The beauty of it all, the lesson I can take away if there is one, is that the benefits still far outweigh the consequences. Yes, of course having a lack of plan results in anxiety, particularly for someone wired like myself. Of course working three days and then disappearing to Vienna for a week causes financial stress. Of course stress doesn’t just disappear because I decided not to focus on it. Idiot.
But when I flick through the photos in my 2015 album, holy crap have I had some amazing experiences. It’s hard to be resentful when I have so much to be thankful for.
I’m thankful for the places I’ve seen, the breath-taking, mind-boggling places from documentaries and travel guides that literally spread out from my feet, feeling both intensely real and unreal as my brain tried to assimilate my new reality.

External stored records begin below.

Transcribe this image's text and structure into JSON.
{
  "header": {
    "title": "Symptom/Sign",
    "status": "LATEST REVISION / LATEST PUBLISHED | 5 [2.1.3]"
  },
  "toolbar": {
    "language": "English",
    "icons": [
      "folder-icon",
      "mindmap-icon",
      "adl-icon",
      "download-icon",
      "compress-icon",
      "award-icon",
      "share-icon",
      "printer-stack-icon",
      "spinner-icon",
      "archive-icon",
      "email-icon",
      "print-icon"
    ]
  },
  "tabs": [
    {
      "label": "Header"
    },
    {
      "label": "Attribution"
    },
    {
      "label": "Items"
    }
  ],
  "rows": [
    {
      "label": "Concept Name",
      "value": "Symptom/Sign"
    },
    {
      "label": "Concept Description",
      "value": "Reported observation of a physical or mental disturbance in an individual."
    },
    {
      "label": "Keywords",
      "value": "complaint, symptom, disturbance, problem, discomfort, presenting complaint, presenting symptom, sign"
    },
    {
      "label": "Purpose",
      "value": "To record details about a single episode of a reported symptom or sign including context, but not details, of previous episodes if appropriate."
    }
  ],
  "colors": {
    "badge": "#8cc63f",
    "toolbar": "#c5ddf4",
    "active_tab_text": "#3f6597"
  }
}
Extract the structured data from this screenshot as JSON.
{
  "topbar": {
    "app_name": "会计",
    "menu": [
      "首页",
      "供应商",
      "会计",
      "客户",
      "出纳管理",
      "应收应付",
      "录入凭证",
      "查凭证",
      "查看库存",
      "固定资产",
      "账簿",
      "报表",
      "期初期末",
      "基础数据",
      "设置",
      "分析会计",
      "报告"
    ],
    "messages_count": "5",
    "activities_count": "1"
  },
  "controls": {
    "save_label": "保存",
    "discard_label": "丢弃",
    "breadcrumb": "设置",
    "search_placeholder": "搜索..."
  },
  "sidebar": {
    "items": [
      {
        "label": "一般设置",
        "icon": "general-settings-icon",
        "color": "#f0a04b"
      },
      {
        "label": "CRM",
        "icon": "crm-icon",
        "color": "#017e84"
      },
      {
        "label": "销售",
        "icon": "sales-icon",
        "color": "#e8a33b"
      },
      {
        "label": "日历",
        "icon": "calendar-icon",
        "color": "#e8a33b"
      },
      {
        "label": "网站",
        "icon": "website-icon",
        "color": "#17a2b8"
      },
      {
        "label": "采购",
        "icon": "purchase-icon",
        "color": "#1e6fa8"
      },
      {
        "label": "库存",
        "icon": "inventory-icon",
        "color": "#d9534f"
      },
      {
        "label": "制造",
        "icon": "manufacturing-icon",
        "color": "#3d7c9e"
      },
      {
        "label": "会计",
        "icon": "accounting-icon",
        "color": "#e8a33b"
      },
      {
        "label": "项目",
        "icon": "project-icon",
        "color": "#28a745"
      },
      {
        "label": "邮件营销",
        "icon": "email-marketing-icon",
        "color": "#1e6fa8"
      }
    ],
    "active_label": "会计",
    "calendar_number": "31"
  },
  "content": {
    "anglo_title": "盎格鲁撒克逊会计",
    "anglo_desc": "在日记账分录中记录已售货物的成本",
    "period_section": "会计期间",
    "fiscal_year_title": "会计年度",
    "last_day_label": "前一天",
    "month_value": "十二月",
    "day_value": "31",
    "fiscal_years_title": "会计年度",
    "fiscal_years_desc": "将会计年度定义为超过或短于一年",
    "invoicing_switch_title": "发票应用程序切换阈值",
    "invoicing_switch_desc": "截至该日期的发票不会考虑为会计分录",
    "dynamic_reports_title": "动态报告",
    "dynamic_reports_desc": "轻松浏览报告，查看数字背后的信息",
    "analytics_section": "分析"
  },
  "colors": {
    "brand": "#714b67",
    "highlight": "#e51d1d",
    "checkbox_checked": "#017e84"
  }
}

I’m thankful for the meals I’ve had, for the pizza eaten on cobbled Italian avenues, the home-cooked Austrian feasts of pork-belly and dumplings shared around a family table, the meals in London pubs enjoyed with a pint and friends from home, and of mugs of steaming punsch held in cold hands burning warm paths down my throat.
I’m thankful for the work I’ve had, walking the streets of London and disappearing into the homes of the locals, getting to see how the citizens of this land live and love and cope. Of strolling through the west-end past theatres and shops, of accidentally stumbling into Camden markets, of wandering the tiny cafe-lined streets of Soho, and eating lunch in Trafalgar Square.

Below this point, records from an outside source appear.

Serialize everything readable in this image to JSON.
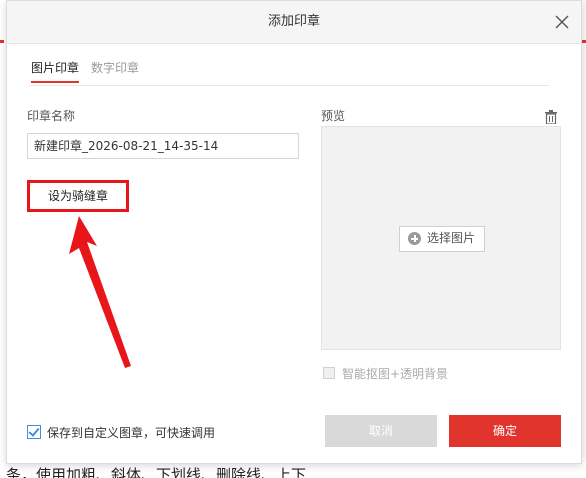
{
  "dialog": {
    "title": "添加印章",
    "tabs": [
      {
        "label": "图片印章",
        "active": true
      },
      {
        "label": "数字印章",
        "active": false
      }
    ],
    "name_label": "印章名称",
    "name_value": "新建印章_2026-08-21_14-35-14",
    "seam_button_label": "设为骑缝章",
    "preview_label": "预览",
    "choose_image_label": "选择图片",
    "smart_cutout_label": "智能抠图+透明背景",
    "smart_cutout_checked": false,
    "save_custom_label": "保存到自定义图章，可快速调用",
    "save_custom_checked": true,
    "cancel_label": "取消",
    "ok_label": "确定"
  },
  "background": {
    "bottom_text": "条，使用加粗、斜体、下划线、删除线、上下"
  },
  "colors": {
    "accent": "#e0342c",
    "highlight_box": "#e8151b",
    "checkbox_blue": "#3e8ede"
  },
  "icons": {
    "close": "close-icon",
    "trash": "trash-icon",
    "plus": "plus-circle-icon",
    "annotation": "red-arrow-annotation"
  }
}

I’m thankful for the people I’ve met, the friends I’ve made, and the generosity given to me that I never anticipated.
And most of all, I’m thankful for Alex, for the joy of having her in my life, for the hours of conversation and sharing of her fascinating and beautiful self, for her endless kindness, and for her making me stupidly happy.
So, all in all, all things weighed and measured, all stock taken, and all pleasure balanced against pain, I can confidently say 2015 was an incredible year. It was a year where I took risks that paid off. A year where I felt elated and exhausted, liberated and anxious. It was a year where things happened.
A year where the waiting came to an end.
P.S. I also got a new nephew this year. His name is Harris, and he’s beautiful. That was also pretty fucking amazing.